One of the main arguments against concealed carry concerns the safety of having a firearm on your person whenever you are out of the house. While it has been demonstrated that the increase in gun-related injuries amongst those with a concealed carry permit is negligible, there is still a negative stigma towards the aspect of safety.
While this stigma is held mainly by those who are ignorant of the details of firearm ownership, you should still ensure that your concealed carry practices are as safe as they can be. Whether you choose to take a refresher course in concealed carry techniques or you drill yourself, doing something helps immensely.
Refreshing your memory always helps, but you should also be ready to learn something new at all times. Life consists of lessons and there is no reason why you shouldn't continue learning as a CCW permit holder. It is for this reason that we have decided to go over some concealed carry safety tips.
Regardless of whether you are a beginner or more advanced when it comes to concealed carry, there may be something on this list that you didn’t know. Even if you know all of our tips before reading this article, you can refresh on some practices that may have gotten rusty by now.
Before you decide to carry a weapon concealed in public, you will want to make sure that you are ready to do so in the first place. While it may be tempting to slap your holster on and head out of the house, this can lead to an embarrassing, if not disastrous, outcome.
It is essential to know how your holster feels and how it needs to be adjusted in a variety of different positions.
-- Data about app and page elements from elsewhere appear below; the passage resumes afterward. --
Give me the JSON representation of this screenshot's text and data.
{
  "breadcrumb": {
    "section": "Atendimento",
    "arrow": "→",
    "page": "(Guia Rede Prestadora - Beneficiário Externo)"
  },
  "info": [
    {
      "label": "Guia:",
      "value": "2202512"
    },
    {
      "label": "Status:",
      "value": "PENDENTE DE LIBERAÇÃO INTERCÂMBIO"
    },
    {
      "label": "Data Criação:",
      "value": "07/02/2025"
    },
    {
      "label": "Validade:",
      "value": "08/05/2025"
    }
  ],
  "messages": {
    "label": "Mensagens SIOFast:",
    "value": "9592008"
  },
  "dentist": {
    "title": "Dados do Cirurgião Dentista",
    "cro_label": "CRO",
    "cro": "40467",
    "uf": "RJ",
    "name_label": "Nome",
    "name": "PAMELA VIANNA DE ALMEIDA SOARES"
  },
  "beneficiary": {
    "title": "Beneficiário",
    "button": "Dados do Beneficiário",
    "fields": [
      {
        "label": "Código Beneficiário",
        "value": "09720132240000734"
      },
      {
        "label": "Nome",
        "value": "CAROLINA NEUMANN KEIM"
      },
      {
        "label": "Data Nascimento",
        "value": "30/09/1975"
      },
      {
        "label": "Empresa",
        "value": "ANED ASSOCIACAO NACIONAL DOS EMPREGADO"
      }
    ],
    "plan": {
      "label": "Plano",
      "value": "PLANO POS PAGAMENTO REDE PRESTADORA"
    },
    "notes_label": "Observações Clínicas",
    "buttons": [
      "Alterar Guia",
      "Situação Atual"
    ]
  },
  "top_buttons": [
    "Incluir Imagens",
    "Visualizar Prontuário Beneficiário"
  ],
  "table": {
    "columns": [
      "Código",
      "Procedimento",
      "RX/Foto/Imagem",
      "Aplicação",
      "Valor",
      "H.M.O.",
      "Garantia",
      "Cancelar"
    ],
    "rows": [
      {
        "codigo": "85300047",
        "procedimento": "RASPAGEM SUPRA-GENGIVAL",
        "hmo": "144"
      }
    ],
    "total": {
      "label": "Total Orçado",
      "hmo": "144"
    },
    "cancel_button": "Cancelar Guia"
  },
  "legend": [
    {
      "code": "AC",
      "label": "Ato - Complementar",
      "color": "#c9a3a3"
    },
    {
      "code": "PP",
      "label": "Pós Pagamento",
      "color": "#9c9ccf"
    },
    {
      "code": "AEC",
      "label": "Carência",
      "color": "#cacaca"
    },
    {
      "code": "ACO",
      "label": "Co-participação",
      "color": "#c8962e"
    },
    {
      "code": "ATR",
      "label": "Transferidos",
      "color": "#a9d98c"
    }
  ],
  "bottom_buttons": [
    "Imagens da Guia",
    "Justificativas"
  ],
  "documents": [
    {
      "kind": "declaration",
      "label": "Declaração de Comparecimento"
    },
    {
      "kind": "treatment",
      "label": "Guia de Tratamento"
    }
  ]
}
We would recommend putting on your holster at home and walking around the house for at least a day before wearing your concealed carry holster outdoors.
This period of acclimatization will let you spot any issues with your holster and deal with them accordingly since you may be unable to do so in public.
If you have modified your gun extensively, like any experienced gun nut, you will want to ensure that your weapon is compatible with your holster; you can do this in many different ways. For example, you can purchase a holster which is designed for use with weapons which have been modified.
You can also keep track of your modifications and see how your holster will interact with them, but this takes a more experienced gun owner with a more fundamental understanding. When you modify your gun, you are taking your safety into your own hands, and this is the case while concealed carrying.
This is the reason for which many will advocate avoiding modified firearms for concealed carry, but we understand that this is not always possible.
One of the mistakes that we commonly see made by concealed carry beginners is constantly touching and adjusting their gun holster. While we understand that the feeling of your holster may take some getting used to, leave it alone unless it requires adjustment or it will fall off.
When you can't stop touching your holster, you make it evident to everyone around you that you are carrying a concealed firearm which defeats the point of concealed carry in the first place. If you absolutely have to adjust your holster, try and go to the bathroom or your car so you can do it in privacy.
Letting people know that you are carrying a weapon can make you a target in some cases.
When you are getting your holster and your weapon ready for the day, you will always want to ensure that you set the safety on, if applicable. While a safety is not present on all handguns, the vast majority are equipped with some kind of interruptor to ensure that unintended discharges don’t occur.
While it may seem like a gun on safe can make the difference in a dangerous situation, you can easily train yourself to toggle off the safety as you draw your gun in one smooth movement. It is much more likely that you will injure yourself with a gun that has the safety disengaged than it making a difference in an encounter.
When it comes down to a choice between training more and potentially injuring yourself, you will always want to opt for better preparation.
This is a tip that should help improve concealed carry for beginners. You should try out a few different carry styles. You may wish to invest in a more versatile holster so you can try out various mounting positions. Since everyone has different tastes and different body types, you may prefer a particular holster type.
Instead of trying a single holster and sticking with it, you should at least try some of the more popular choices. We would recommend that you try a shoulder holster, hip holster, cross draw holster, and belt holster at minimum as these are some of the most popular options.
When we say that you should try these holsters, we mean that you should wear them for at least one day to see how they feel. If you are not impressed by the end of your day with a holster, move on to the next model. Whichever variety was the most comfortable by the end of your testing process should be the one that you choose.
Now that we have gone over our five concealed carry tips, we should thank you for helping make concealed carry a safer experience for yourself and everyone else. Feel free to let us know what you think in the comments section below.